Given data>
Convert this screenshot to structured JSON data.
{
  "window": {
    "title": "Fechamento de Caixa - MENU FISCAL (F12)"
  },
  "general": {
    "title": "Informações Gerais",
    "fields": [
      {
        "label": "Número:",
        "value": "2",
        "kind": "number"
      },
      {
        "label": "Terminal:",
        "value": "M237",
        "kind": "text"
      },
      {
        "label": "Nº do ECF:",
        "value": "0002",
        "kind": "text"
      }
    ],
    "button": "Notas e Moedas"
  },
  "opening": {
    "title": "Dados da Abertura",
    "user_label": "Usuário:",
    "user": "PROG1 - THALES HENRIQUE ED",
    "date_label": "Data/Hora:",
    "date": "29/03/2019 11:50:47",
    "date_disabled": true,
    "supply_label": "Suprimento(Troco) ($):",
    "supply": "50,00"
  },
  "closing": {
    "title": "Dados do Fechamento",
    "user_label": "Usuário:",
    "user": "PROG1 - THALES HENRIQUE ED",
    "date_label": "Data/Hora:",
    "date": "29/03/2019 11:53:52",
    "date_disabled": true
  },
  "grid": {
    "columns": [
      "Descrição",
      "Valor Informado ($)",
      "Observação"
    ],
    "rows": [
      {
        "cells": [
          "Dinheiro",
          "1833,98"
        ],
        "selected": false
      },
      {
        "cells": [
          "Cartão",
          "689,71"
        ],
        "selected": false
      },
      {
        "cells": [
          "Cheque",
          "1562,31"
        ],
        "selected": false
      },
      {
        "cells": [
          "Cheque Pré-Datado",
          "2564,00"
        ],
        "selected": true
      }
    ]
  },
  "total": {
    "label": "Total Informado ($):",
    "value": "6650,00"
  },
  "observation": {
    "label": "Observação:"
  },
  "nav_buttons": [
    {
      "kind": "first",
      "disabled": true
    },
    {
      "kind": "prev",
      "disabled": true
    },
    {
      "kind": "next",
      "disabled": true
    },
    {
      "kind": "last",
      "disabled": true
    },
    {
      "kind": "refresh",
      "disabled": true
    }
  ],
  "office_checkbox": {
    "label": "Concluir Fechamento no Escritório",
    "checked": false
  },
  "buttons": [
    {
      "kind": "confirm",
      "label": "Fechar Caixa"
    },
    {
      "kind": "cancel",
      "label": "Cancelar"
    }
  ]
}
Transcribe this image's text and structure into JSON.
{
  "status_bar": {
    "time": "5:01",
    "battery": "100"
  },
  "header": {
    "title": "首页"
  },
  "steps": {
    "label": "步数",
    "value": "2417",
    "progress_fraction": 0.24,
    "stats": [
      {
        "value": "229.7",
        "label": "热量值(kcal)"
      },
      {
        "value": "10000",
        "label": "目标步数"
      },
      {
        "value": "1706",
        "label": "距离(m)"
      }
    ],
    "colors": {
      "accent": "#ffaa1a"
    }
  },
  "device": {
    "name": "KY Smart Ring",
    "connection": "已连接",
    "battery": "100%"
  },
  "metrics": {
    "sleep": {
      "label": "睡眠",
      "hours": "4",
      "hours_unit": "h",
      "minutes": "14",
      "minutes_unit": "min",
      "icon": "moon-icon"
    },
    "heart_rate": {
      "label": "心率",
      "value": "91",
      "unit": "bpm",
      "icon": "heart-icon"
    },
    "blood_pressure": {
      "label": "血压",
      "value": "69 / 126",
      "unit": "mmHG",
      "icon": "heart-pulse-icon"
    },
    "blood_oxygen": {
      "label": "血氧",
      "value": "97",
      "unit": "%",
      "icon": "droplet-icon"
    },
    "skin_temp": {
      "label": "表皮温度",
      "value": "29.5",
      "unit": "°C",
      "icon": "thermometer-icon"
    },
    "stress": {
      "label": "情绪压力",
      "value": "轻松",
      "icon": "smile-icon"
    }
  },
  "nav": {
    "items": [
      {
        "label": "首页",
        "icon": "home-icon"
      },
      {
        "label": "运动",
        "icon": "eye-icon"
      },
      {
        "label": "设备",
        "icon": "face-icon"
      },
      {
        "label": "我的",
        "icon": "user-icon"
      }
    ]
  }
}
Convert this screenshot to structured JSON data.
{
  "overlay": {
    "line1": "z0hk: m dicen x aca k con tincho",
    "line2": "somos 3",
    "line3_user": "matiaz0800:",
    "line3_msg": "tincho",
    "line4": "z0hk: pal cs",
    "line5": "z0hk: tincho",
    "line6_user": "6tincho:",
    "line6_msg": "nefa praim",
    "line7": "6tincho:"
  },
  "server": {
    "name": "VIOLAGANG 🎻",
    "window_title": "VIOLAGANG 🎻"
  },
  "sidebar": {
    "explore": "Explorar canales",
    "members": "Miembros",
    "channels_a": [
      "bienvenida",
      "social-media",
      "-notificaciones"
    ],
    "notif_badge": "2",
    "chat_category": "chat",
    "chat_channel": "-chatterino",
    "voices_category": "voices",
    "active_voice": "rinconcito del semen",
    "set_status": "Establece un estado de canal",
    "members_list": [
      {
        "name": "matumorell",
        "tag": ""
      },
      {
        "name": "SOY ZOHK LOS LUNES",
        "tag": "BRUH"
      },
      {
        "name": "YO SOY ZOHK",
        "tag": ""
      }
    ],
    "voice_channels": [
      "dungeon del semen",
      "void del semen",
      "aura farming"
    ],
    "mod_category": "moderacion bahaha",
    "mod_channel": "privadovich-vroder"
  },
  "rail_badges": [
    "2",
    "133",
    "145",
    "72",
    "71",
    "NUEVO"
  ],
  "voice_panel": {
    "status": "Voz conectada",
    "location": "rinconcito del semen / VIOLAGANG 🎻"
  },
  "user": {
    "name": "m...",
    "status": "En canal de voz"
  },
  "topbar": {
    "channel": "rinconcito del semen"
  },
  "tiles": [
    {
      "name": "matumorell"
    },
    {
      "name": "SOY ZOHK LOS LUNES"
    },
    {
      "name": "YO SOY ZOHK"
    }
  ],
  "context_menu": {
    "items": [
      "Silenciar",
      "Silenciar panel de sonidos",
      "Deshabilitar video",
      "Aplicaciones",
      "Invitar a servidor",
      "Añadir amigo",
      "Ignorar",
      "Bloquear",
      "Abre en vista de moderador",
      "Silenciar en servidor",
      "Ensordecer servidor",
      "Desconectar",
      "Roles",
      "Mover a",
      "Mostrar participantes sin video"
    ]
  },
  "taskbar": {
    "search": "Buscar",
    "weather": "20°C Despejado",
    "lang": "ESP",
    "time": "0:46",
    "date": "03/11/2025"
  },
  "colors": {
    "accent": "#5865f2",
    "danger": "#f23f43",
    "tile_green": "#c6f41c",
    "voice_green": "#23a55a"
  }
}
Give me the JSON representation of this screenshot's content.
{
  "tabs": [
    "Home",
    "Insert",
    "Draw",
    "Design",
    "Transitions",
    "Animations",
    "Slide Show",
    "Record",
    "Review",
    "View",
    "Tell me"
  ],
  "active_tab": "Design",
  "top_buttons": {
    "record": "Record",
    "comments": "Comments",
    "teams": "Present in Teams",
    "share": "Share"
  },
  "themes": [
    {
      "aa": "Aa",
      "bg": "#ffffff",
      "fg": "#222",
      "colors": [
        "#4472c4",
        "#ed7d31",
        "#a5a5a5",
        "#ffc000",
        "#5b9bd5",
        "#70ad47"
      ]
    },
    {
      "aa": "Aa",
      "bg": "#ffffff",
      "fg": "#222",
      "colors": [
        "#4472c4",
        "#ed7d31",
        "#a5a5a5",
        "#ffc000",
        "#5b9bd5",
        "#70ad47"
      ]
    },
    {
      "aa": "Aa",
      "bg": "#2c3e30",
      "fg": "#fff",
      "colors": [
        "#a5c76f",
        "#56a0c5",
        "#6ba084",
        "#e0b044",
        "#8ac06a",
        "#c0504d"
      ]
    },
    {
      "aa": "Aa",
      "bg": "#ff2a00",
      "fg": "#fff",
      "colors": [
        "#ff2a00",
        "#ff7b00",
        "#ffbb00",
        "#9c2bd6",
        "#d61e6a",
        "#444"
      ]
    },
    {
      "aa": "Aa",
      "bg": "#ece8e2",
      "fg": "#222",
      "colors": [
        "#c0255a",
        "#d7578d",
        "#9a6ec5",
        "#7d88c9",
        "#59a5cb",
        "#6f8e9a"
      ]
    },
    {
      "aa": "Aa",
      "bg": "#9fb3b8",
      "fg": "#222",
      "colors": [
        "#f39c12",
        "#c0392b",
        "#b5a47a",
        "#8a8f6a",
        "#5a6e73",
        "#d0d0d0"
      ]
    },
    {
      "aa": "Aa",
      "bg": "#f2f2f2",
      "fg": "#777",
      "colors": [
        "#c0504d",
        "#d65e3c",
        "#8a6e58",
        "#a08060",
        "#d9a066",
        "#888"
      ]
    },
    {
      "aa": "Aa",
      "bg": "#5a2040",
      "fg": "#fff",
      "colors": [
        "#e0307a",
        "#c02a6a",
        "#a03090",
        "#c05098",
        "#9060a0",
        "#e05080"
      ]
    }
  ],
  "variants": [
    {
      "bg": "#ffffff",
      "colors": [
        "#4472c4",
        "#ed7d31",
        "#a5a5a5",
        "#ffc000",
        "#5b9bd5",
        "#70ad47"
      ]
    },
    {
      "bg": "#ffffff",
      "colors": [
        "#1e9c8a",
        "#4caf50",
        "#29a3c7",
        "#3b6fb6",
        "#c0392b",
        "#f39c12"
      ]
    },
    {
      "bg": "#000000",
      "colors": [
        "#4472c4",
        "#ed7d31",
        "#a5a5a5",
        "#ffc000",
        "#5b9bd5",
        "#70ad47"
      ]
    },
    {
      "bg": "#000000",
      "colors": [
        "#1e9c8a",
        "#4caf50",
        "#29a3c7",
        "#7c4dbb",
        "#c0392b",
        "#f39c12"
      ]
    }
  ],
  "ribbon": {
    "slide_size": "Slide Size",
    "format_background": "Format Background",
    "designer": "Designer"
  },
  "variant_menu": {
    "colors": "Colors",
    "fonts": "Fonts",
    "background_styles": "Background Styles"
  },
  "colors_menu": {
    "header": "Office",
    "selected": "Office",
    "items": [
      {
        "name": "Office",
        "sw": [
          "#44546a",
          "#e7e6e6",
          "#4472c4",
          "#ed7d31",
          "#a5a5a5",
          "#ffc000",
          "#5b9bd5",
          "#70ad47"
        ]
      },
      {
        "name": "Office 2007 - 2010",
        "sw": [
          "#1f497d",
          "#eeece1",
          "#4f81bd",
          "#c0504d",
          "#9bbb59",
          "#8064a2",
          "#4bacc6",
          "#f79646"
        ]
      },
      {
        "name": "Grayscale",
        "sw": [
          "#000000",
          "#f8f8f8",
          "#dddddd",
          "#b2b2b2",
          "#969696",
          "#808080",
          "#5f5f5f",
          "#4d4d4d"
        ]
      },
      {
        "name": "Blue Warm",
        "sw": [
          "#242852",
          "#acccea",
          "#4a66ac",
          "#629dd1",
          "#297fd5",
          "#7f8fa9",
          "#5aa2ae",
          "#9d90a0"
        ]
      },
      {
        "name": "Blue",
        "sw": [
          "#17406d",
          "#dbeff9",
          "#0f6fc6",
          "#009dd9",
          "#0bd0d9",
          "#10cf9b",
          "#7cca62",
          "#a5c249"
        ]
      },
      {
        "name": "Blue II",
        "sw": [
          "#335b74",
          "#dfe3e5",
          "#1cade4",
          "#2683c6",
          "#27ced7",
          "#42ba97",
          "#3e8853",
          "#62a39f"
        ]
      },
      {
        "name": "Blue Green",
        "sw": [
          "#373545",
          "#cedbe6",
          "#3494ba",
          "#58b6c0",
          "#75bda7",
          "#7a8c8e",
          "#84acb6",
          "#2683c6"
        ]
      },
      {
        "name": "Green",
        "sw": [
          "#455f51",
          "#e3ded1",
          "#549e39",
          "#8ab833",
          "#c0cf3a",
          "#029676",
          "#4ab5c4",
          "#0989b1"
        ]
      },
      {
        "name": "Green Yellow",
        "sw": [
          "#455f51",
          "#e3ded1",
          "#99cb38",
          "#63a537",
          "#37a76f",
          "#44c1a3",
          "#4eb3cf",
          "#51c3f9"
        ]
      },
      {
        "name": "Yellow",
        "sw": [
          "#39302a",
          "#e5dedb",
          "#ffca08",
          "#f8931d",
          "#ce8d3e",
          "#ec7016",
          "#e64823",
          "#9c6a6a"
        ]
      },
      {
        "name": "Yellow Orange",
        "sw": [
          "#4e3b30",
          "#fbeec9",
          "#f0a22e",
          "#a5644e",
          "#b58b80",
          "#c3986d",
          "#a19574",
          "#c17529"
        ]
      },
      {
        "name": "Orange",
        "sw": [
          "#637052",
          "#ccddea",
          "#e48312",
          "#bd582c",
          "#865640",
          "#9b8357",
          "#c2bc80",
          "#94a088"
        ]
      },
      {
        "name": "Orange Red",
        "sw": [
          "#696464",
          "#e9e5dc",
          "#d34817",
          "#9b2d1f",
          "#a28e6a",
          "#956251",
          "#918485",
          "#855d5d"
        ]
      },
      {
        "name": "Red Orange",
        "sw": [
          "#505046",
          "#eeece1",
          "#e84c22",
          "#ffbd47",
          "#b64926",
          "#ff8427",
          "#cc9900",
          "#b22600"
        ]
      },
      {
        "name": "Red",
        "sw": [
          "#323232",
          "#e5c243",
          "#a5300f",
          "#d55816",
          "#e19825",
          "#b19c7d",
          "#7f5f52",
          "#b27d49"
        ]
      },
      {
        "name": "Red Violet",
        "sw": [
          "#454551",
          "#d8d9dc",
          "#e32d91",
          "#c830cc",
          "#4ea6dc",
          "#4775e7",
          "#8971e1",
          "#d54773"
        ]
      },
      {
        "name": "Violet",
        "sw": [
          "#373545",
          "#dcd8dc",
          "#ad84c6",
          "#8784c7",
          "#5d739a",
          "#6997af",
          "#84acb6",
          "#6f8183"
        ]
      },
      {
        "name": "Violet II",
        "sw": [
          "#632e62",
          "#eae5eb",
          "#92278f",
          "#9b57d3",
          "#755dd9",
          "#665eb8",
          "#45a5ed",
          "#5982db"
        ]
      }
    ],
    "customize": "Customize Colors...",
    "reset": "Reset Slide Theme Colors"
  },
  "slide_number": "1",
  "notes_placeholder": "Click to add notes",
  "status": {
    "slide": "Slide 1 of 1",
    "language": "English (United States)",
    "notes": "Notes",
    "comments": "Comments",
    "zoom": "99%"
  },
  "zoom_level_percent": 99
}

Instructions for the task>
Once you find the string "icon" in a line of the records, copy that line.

Answer for this exercise>
      "icon": "moon-icon"
      "icon": "heart-icon"
      "icon": "heart-pulse-icon"
      "icon": "droplet-icon"
      "icon": "thermometer-icon"
      "icon": "smile-icon"
        "icon": "home-icon"
        "icon": "eye-icon"
        "icon": "face-icon"
        "icon": "user-icon"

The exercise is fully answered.